** Opening GIVEN INFORMATION block **
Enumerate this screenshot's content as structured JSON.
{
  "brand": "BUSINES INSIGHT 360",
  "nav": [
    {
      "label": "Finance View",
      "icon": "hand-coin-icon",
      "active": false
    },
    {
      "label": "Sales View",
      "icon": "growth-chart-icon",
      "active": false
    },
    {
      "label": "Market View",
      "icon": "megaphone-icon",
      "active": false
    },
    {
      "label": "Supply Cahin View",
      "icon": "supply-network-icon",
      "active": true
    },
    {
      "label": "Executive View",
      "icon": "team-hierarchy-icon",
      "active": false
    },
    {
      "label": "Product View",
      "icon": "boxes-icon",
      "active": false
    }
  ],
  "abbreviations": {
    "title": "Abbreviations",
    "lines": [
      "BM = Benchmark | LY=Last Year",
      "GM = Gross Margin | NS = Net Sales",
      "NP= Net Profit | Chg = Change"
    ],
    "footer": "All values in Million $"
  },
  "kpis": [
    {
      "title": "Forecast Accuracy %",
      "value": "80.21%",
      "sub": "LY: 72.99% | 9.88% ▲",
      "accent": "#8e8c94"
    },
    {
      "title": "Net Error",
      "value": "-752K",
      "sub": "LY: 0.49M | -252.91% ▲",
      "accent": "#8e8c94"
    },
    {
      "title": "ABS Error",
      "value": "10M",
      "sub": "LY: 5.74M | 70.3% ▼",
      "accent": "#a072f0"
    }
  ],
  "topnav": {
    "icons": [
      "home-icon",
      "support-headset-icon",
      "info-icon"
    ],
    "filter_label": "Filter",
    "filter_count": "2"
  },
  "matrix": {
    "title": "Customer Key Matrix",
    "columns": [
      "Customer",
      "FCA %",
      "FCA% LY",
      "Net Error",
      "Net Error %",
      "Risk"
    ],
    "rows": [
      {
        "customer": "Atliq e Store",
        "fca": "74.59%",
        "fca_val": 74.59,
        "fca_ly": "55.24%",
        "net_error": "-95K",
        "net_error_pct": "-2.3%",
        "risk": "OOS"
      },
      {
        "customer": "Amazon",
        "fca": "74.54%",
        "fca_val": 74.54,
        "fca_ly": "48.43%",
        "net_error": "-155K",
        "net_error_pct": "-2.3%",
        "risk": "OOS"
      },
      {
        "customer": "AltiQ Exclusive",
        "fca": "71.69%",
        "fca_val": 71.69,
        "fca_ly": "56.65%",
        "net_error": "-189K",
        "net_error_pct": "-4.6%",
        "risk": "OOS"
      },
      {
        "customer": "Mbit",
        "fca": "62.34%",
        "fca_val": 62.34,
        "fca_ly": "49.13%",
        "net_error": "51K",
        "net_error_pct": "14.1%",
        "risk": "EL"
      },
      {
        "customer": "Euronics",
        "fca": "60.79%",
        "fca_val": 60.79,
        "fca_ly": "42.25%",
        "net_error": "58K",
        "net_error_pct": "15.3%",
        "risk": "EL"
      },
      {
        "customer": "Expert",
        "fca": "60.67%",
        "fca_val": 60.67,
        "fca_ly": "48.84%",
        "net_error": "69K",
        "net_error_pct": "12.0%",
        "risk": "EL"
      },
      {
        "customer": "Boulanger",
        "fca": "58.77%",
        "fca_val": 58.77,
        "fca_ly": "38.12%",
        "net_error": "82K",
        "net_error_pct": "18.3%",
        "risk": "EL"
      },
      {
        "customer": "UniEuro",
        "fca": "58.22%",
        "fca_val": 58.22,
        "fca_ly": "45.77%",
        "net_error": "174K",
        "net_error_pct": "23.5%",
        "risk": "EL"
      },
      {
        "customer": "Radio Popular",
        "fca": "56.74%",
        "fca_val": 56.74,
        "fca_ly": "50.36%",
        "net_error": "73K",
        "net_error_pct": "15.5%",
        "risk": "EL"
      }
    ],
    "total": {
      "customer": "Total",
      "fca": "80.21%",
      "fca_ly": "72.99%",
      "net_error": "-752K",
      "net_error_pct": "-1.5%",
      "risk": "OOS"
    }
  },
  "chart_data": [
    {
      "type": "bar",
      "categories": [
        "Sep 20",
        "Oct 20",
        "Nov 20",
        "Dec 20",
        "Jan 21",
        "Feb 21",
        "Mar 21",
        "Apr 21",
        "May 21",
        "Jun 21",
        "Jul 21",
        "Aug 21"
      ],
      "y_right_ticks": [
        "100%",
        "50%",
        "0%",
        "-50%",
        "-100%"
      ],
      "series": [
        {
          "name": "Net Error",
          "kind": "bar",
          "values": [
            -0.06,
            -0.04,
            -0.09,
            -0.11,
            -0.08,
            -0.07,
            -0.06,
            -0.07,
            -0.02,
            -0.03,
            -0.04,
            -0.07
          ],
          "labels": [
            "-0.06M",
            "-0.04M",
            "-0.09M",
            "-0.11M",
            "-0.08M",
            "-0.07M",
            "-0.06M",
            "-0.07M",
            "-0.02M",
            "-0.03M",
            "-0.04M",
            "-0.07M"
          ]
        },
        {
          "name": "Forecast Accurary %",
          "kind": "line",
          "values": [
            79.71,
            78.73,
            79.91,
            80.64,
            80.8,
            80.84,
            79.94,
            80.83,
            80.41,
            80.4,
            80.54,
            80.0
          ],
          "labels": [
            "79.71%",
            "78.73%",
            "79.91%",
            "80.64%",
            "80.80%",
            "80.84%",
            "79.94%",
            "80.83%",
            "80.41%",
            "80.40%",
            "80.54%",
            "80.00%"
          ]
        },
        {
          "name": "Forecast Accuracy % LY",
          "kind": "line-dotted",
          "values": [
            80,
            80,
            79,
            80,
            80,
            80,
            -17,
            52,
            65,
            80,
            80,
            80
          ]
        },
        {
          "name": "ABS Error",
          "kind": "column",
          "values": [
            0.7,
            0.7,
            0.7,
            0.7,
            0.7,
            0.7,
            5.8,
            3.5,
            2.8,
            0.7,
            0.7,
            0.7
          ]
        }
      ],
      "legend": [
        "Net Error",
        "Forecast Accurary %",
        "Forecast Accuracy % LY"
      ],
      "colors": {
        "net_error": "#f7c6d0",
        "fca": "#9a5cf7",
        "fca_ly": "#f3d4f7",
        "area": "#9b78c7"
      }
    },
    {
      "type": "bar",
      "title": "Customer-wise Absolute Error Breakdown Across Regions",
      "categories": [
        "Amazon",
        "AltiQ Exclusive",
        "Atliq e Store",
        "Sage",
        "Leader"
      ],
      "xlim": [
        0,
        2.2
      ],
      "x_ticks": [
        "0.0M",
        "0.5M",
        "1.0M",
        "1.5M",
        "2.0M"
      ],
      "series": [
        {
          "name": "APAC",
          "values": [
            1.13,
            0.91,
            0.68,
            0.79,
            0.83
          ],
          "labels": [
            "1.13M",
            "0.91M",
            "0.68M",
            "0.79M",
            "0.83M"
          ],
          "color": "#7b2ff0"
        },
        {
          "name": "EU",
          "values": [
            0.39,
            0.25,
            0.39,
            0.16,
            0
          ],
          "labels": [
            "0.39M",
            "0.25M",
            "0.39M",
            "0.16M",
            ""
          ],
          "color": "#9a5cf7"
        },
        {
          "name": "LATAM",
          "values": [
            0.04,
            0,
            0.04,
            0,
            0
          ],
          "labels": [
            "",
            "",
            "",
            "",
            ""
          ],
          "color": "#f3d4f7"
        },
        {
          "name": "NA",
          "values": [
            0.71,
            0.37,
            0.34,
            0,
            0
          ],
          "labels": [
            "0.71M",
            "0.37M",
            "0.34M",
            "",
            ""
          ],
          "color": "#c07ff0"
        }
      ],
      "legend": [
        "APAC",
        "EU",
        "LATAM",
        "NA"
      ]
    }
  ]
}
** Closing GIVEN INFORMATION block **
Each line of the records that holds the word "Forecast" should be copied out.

→ **RESPONSE TO THE EXERCISE**
      "title": "Forecast Accuracy %",
          "name": "Forecast Accurary %",
          "name": "Forecast Accuracy % LY",
        "Forecast Accurary %",
        "Forecast Accuracy % LY"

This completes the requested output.